And when it comes down to forcing adults to believe something, we're on really dodgy, difficult grounds. Humans are fairly persuadable critters, but forcing belief is a different matter entirely.
(I'm avoiding using the key word here, because it tends to mean different things on the two sides of the Atlantic, at least in the literature).
Any learning experience no matter how slightly you brush against it leaves its mark.
so you could say we are being moulded from day one
Regards the Bear
Oh, there I would agree - but that's missing the element of force.
To force someone to believe something is to overcome their will in possibly the most significant way a human can do, to another human....
A man convinced against his will is of the same opinion still. - Anon
We can all argue till we're blue in the face (aside - would that mean that we're "coloured") but unless we are convinced beyond all shadow of a doubt, we'll not change our thinking, or beliefs. As Bear has said, any learning experience (or conversation, I might add) will leave its mark. We may modify our viewpoint, but not renounce our beliefs based on one conversation.

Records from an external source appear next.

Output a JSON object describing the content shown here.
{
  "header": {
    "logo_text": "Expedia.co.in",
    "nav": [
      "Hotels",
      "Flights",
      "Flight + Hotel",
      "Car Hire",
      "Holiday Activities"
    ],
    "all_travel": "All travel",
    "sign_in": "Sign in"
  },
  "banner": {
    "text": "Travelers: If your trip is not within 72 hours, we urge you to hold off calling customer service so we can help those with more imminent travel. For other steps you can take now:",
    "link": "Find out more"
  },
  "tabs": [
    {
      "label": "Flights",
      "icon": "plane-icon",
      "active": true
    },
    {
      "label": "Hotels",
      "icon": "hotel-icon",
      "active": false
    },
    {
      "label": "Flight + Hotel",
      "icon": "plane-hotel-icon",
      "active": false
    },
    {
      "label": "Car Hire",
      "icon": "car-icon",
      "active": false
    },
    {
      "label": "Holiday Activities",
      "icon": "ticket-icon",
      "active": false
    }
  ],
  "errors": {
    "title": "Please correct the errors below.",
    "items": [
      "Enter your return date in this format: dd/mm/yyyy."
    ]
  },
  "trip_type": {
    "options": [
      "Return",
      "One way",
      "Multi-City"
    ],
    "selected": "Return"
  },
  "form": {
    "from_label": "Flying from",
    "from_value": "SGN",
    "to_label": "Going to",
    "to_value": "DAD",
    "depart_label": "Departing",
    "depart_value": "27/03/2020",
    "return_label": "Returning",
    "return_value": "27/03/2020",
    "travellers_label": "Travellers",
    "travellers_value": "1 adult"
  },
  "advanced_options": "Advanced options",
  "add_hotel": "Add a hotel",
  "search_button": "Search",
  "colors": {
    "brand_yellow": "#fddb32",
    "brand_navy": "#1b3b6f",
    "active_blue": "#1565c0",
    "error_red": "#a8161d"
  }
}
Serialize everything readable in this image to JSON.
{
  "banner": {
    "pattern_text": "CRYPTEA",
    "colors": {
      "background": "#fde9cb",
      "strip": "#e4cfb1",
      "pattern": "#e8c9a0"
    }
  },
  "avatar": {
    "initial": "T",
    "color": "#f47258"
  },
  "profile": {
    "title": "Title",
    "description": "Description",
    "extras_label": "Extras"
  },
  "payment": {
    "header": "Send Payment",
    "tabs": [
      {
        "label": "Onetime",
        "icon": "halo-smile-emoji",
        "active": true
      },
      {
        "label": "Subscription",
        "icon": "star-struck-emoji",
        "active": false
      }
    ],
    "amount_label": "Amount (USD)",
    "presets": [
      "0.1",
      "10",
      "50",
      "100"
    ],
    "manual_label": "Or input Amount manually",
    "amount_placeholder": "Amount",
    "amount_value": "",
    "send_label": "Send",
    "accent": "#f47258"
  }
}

I think the bible, and all of the other examples of early story telling, are a combination of things, firstly an attempt to explain what is not
understood through reason and current knowledge, secondly an attempt to explain human history and as such a justification of one's place in the
world, and thirdly an attempt by those who would wish to control us for their own benefit.
As our existence (as a cognitive species) lengthens and our knowledge grows we come to understand more about unknown things (a simple example being the movement from thinking that the earth is the centre of our planetary system to understanding that the planets revolve around the sun) which enables us to have a retake on some of the ancient myths of, say, Greece. Similarly our understanding of archaeology enables us to understand that the time span of, say, the bible cannot be accurate.
And the use of history and time span, not to mention the religious beliefs, for members of various tribes to justify their political aims can be challenged by our greater understanding of timescale and progress of other tribes in other parts of the world who have equally (in)valid ideas of the length of human history.
This doesn't mean that I don't think that these texts aren't important, more that they help us understand what people knew in the past and how the justification for their actions was put together.
I also think it is important that we should understand that a major part of our makeup as a species is our ability to imagine, to dream, to make up stories. This is something that children often find difficult to understand; the difference between lying and story telling, which is why they will often say things like "But is it real?".
The concepts of simile, analogy and parable to explain difficult questions or as an early lead into far more complex answers is not something a young mind finds easy.
So, do I think the story of Adam and Eve is 'true', without getting into the semantics of the meaning of the word true (a poor weapon used by those who know they can't justify their arguments), no I do not. Do I think it is a way to start to explain to children why women have one more pair of ribs than men, yes I do. Do I think it is a good way to start to explain our position in the animal kingdom, I suppose so but with reservations.